EXERCISE PROMPT — Reproduce all of the entries character for character, while leaving out any pictures they contain.

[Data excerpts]
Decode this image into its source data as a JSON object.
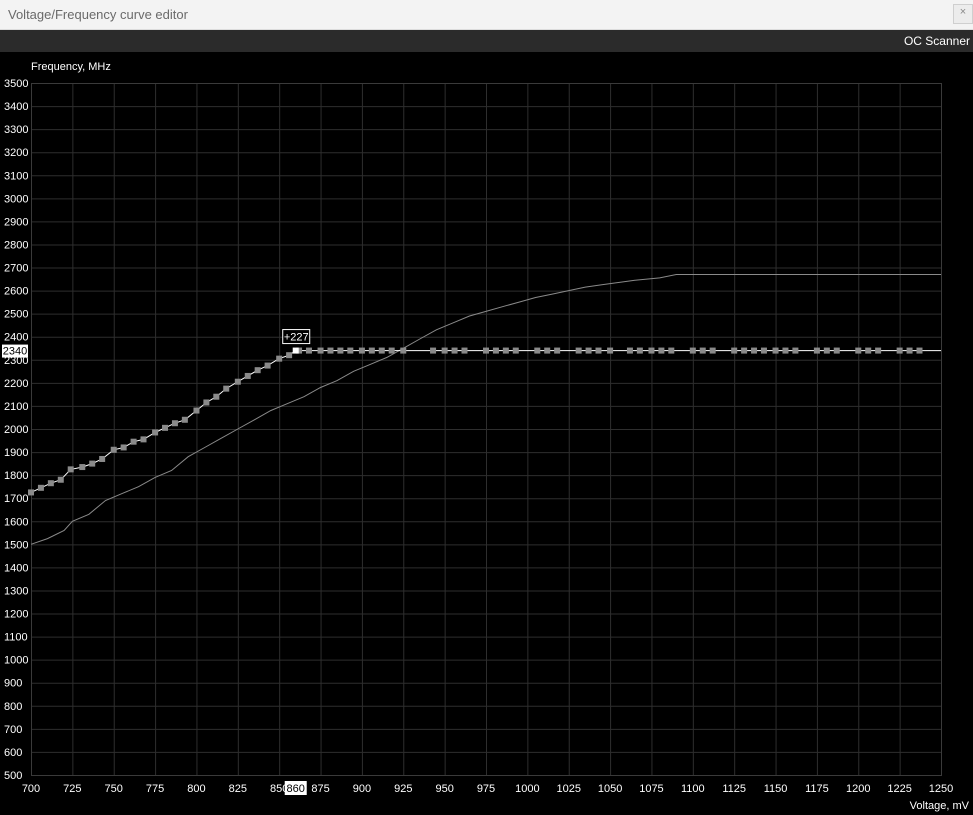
{
  "window": {
    "title": "Voltage/Frequency curve editor",
    "close_glyph": "×"
  },
  "toolbar": {
    "oc_scanner_label": "OC Scanner"
  },
  "colors": {
    "background": "#000000",
    "grid": "#2e2e2e",
    "curve": "#ffffff",
    "reference_curve": "#8a8a8a",
    "point": "#8a8a8a",
    "selected_point": "#ffffff"
  },
  "chart_data": {
    "type": "line",
    "xlabel": "Voltage, mV",
    "ylabel": "Frequency, MHz",
    "xlim": [
      700,
      1250
    ],
    "ylim": [
      500,
      3500
    ],
    "x_ticks": [
      700,
      725,
      750,
      775,
      800,
      825,
      850,
      875,
      900,
      925,
      950,
      975,
      1000,
      1025,
      1050,
      1075,
      1100,
      1125,
      1150,
      1175,
      1200,
      1225,
      1250
    ],
    "y_ticks": [
      500,
      600,
      700,
      800,
      900,
      1000,
      1100,
      1200,
      1300,
      1400,
      1500,
      1600,
      1700,
      1800,
      1900,
      2000,
      2100,
      2200,
      2300,
      2400,
      2500,
      2600,
      2700,
      2800,
      2900,
      3000,
      3100,
      3200,
      3300,
      3400,
      3500
    ],
    "grid": true,
    "selected": {
      "voltage": 860,
      "frequency": 2340,
      "offset_label": "+227",
      "voltage_label": "860",
      "frequency_label": "2340"
    },
    "series": [
      {
        "role": "edited_curve",
        "points": [
          [
            700,
            1725
          ],
          [
            706,
            1745
          ],
          [
            712,
            1765
          ],
          [
            718,
            1780
          ],
          [
            724,
            1825
          ],
          [
            731,
            1835
          ],
          [
            737,
            1850
          ],
          [
            743,
            1870
          ],
          [
            750,
            1910
          ],
          [
            756,
            1920
          ],
          [
            762,
            1945
          ],
          [
            768,
            1955
          ],
          [
            775,
            1985
          ],
          [
            781,
            2005
          ],
          [
            787,
            2025
          ],
          [
            793,
            2040
          ],
          [
            800,
            2080
          ],
          [
            806,
            2115
          ],
          [
            812,
            2140
          ],
          [
            818,
            2175
          ],
          [
            825,
            2205
          ],
          [
            831,
            2230
          ],
          [
            837,
            2255
          ],
          [
            843,
            2275
          ],
          [
            850,
            2305
          ],
          [
            856,
            2320
          ],
          [
            860,
            2340
          ],
          [
            1250,
            2340
          ]
        ],
        "marker_voltages": [
          700,
          706,
          712,
          718,
          724,
          731,
          737,
          743,
          750,
          756,
          762,
          768,
          775,
          781,
          787,
          793,
          800,
          806,
          812,
          818,
          825,
          831,
          837,
          843,
          850,
          856,
          862,
          868,
          875,
          881,
          887,
          893,
          900,
          906,
          912,
          918,
          925,
          943,
          950,
          956,
          962,
          975,
          981,
          987,
          993,
          1006,
          1012,
          1018,
          1031,
          1037,
          1043,
          1050,
          1062,
          1068,
          1075,
          1081,
          1087,
          1100,
          1106,
          1112,
          1125,
          1131,
          1137,
          1143,
          1150,
          1156,
          1162,
          1175,
          1181,
          1187,
          1200,
          1206,
          1212,
          1225,
          1231,
          1237
        ]
      },
      {
        "role": "default_curve",
        "points": [
          [
            700,
            1500
          ],
          [
            710,
            1525
          ],
          [
            720,
            1560
          ],
          [
            725,
            1600
          ],
          [
            735,
            1630
          ],
          [
            745,
            1690
          ],
          [
            755,
            1720
          ],
          [
            765,
            1750
          ],
          [
            775,
            1790
          ],
          [
            785,
            1820
          ],
          [
            795,
            1880
          ],
          [
            805,
            1920
          ],
          [
            815,
            1960
          ],
          [
            825,
            2000
          ],
          [
            835,
            2040
          ],
          [
            845,
            2080
          ],
          [
            855,
            2110
          ],
          [
            865,
            2140
          ],
          [
            875,
            2180
          ],
          [
            885,
            2210
          ],
          [
            895,
            2250
          ],
          [
            905,
            2280
          ],
          [
            915,
            2310
          ],
          [
            925,
            2350
          ],
          [
            935,
            2390
          ],
          [
            945,
            2430
          ],
          [
            955,
            2460
          ],
          [
            965,
            2490
          ],
          [
            975,
            2510
          ],
          [
            985,
            2530
          ],
          [
            995,
            2550
          ],
          [
            1005,
            2570
          ],
          [
            1015,
            2585
          ],
          [
            1025,
            2600
          ],
          [
            1035,
            2615
          ],
          [
            1045,
            2625
          ],
          [
            1055,
            2635
          ],
          [
            1065,
            2645
          ],
          [
            1080,
            2655
          ],
          [
            1090,
            2670
          ],
          [
            1250,
            2670
          ]
        ]
      }
    ]
  }
}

RESULT OF THIS TASK —
Decode this image into its source data as a JSON object.
{
  "window": {
    "title": "Voltage/Frequency curve editor",
    "close_glyph": "×"
  },
  "toolbar": {
    "oc_scanner_label": "OC Scanner"
  },
  "colors": {
    "background": "#000000",
    "grid": "#2e2e2e",
    "curve": "#ffffff",
    "reference_curve": "#8a8a8a",
    "point": "#8a8a8a",
    "selected_point": "#ffffff"
  },
  "chart_data": {
    "type": "line",
    "xlabel": "Voltage, mV",
    "ylabel": "Frequency, MHz",
    "xlim": [
      700,
      1250
    ],
    "ylim": [
      500,
      3500
    ],
    "x_ticks": [
      700,
      725,
      750,
      775,
      800,
      825,
      850,
      875,
      900,
      925,
      950,
      975,
      1000,
      1025,
      1050,
      1075,
      1100,
      1125,
      1150,
      1175,
      1200,
      1225,
      1250
    ],
    "y_ticks": [
      500,
      600,
      700,
      800,
      900,
      1000,
      1100,
      1200,
      1300,
      1400,
      1500,
      1600,
      1700,
      1800,
      1900,
      2000,
      2100,
      2200,
      2300,
      2400,
      2500,
      2600,
      2700,
      2800,
      2900,
      3000,
      3100,
      3200,
      3300,
      3400,
      3500
    ],
    "grid": true,
    "selected": {
      "voltage": 860,
      "frequency": 2340,
      "offset_label": "+227",
      "voltage_label": "860",
      "frequency_label": "2340"
    },
    "series": [
      {
        "role": "edited_curve",
        "points": [
          [
            700,
            1725
          ],
          [
            706,
            1745
          ],
          [
            712,
            1765
          ],
          [
            718,
            1780
          ],
          [
            724,
            1825
          ],
          [
            731,
            1835
          ],
          [
            737,
            1850
          ],
          [
            743,
            1870
          ],
          [
            750,
            1910
          ],
          [
            756,
            1920
          ],
          [
            762,
            1945
          ],
          [
            768,
            1955
          ],
          [
            775,
            1985
          ],
          [
            781,
            2005
          ],
          [
            787,
            2025
          ],
          [
            793,
            2040
          ],
          [
            800,
            2080
          ],
          [
            806,
            2115
          ],
          [
            812,
            2140
          ],
          [
            818,
            2175
          ],
          [
            825,
            2205
          ],
          [
            831,
            2230
          ],
          [
            837,
            2255
          ],
          [
            843,
            2275
          ],
          [
            850,
            2305
          ],
          [
            856,
            2320
          ],
          [
            860,
            2340
          ],
          [
            1250,
            2340
          ]
        ],
        "marker_voltages": [
          700,
          706,
          712,
          718,
          724,
          731,
          737,
          743,
          750,
          756,
          762,
          768,
          775,
          781,
          787,
          793,
          800,
          806,
          812,
          818,
          825,
          831,
          837,
          843,
          850,
          856,
          862,
          868,
          875,
          881,
          887,
          893,
          900,
          906,
          912,
          918,
          925,
          943,
          950,
          956,
          962,
          975,
          981,
          987,
          993,
          1006,
          1012,
          1018,
          1031,
          1037,
          1043,
          1050,
          1062,
          1068,
          1075,
          1081,
          1087,
          1100,
          1106,
          1112,
          1125,
          1131,
          1137,
          1143,
          1150,
          1156,
          1162,
          1175,
          1181,
          1187,
          1200,
          1206,
          1212,
          1225,
          1231,
          1237
        ]
      },
      {
        "role": "default_curve",
        "points": [
          [
            700,
            1500
          ],
          [
            710,
            1525
          ],
          [
            720,
            1560
          ],
          [
            725,
            1600
          ],
          [
            735,
            1630
          ],
          [
            745,
            1690
          ],
          [
            755,
            1720
          ],
          [
            765,
            1750
          ],
          [
            775,
            1790
          ],
          [
            785,
            1820
          ],
          [
            795,
            1880
          ],
          [
            805,
            1920
          ],
          [
            815,
            1960
          ],
          [
            825,
            2000
          ],
          [
            835,
            2040
          ],
          [
            845,
            2080
          ],
          [
            855,
            2110
          ],
          [
            865,
            2140
          ],
          [
            875,
            2180
          ],
          [
            885,
            2210
          ],
          [
            895,
            2250
          ],
          [
            905,
            2280
          ],
          [
            915,
            2310
          ],
          [
            925,
            2350
          ],
          [
            935,
            2390
          ],
          [
            945,
            2430
          ],
          [
            955,
            2460
          ],
          [
            965,
            2490
          ],
          [
            975,
            2510
          ],
          [
            985,
            2530
          ],
          [
            995,
            2550
          ],
          [
            1005,
            2570
          ],
          [
            1015,
            2585
          ],
          [
            1025,
            2600
          ],
          [
            1035,
            2615
          ],
          [
            1045,
            2625
          ],
          [
            1055,
            2635
          ],
          [
            1065,
            2645
          ],
          [
            1080,
            2655
          ],
          [
            1090,
            2670
          ],
          [
            1250,
            2670
          ]
        ]
      }
    ]
  }
}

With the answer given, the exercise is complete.